Why would anyone be so darn wrong? It’s easy to paint the enemies of net neutrality as greedy monsters from a dystopian nightmare who would put a price tag on the air you’re breathing right now if they could, but let’s grant their argument a fair shake before we tear it apart. Some net neutrality opponents believe that the protections harm business and dampen ISP investment, innovation and flexibility. Many in Congress and the FCC itself claim that net neutrality is simply big government interfering with the free market. Some claim that net neutrality will lead to excessive internet regulation and impede infrastructure developments, so who needs it?
Now that we set ‘em up, lets knock ‘em down. The truth is, net neutrality doesn’t stifle innovation. It drives it, while at the same time providing protections for both free speech and free enterprise. It doesn’t reduce ISP investments, as proven by telecom executives stating the fact that net neutrality hasn’t hurt them. Net neutrality is pro-business and pro-entrepreneurship by its nature – it defines a fair and open competitive playing field for market forces to operate upon. As is evidenced by the magnificent achievements of the internet we love which began as startups – Netflix, Google, Skype, Facebook, Twitter, I could go on – an open internet with low barriers of entry is an engine of unprecedented power when it comes to letting a new product, service, or idea find its audience and flourish.

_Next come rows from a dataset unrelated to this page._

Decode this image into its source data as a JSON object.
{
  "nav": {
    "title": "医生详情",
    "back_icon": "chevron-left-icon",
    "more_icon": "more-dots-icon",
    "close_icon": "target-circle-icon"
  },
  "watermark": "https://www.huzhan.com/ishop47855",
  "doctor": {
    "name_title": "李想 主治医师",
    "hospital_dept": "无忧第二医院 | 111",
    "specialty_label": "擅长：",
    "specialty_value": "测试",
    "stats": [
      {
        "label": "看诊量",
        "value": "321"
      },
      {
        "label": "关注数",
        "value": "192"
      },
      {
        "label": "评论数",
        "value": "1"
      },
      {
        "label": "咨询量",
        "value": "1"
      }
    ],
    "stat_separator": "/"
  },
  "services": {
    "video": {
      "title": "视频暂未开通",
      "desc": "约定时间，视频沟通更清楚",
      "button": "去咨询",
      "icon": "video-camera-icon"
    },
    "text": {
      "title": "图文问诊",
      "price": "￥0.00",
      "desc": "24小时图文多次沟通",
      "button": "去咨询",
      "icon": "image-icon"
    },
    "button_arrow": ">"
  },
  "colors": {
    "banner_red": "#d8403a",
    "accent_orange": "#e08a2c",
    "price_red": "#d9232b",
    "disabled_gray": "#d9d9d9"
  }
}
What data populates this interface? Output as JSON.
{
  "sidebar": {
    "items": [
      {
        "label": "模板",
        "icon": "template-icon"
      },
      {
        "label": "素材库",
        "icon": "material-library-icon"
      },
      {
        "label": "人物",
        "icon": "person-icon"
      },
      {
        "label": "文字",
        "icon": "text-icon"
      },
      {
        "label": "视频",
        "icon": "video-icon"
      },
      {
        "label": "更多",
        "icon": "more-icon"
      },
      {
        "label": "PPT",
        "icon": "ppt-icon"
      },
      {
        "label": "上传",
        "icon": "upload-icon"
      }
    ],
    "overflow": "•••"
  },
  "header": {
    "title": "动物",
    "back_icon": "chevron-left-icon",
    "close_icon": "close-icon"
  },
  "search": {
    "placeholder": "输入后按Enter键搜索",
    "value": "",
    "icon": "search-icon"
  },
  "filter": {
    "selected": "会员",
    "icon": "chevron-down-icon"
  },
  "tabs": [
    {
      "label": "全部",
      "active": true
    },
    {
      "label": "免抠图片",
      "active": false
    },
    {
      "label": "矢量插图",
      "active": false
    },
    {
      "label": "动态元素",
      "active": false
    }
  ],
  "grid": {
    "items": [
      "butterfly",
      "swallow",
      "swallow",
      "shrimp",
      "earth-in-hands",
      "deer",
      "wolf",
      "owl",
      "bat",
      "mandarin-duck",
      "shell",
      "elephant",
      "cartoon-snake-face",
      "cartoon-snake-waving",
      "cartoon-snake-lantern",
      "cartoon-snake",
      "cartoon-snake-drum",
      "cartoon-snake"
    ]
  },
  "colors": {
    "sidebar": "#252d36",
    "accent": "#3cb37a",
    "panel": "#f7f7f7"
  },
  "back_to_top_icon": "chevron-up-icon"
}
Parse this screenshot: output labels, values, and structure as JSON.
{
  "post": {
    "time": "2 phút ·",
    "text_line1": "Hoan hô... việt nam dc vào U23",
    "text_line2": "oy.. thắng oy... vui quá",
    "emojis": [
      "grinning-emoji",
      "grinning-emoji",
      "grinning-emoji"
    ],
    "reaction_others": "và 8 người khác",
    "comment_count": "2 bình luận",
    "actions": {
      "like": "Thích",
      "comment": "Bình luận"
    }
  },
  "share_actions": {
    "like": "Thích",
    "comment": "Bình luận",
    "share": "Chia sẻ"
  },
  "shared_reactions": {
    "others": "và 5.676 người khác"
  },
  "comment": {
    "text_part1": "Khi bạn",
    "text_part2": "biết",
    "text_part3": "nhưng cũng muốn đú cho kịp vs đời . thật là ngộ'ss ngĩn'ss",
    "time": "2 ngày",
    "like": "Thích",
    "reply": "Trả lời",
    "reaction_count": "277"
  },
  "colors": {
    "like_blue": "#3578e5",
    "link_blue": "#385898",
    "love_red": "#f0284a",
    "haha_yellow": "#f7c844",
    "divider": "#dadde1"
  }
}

This is why the potential end of net neutrality should terrify every one of us. Me. You. Everyone. Without it, none of those sites I just mentioned would exist. In a world where only massive and entrenched companies have sites that are easily accessible, I don’t know if you’d still be driving to Blockbuster for your videos, but maybe. Thankfully Netflix already innovated the crap out of that market, but in the future you might be paying an ISP extra for Netflix access, or have no real choice but to use your ISP’s own media service. Good luck getting a new competing business off the ground without equal internet speed and access, no matter how innovative it is.
These repercussions are scary enough, but it’s not just about the crushing effects it could have on small businesses. Content creating individuals could also be at risk for marginalization. Imagine finding your own website or blog stuck in a slow lane, while views more in line with the political and social preferences of ISPs and entrenched powers blaze by. Bad stuff!
So here’s the call to arms: let’s all move to Canada! No, that’s a joke – we stay and we fight! (Props to Canada for committing to an open internet though.)
The most effective action we can take is to write to the FCC and members of Congress and voice our opinion on net neutrality, especially if you run a website –and you aren’t already the size of Amazon, although they’re on board too. Naturally the FCC has made it super-duperly hard to find the comment form on its site, but there’s an easy link for you to use at Battle for the Net, a coalition DreamHost supports along with just about every other woke internet-based company. The FCC’s site actually crashed the last time it called for public comments on net neutrality, thanks to the over 4 million people who took action. Now go slow down their site before they do it to yours!
About the Author
Brett Dunst is VP of Corporate Communications at DreamHost, a global web hosting, domain registrar and cloud services provider.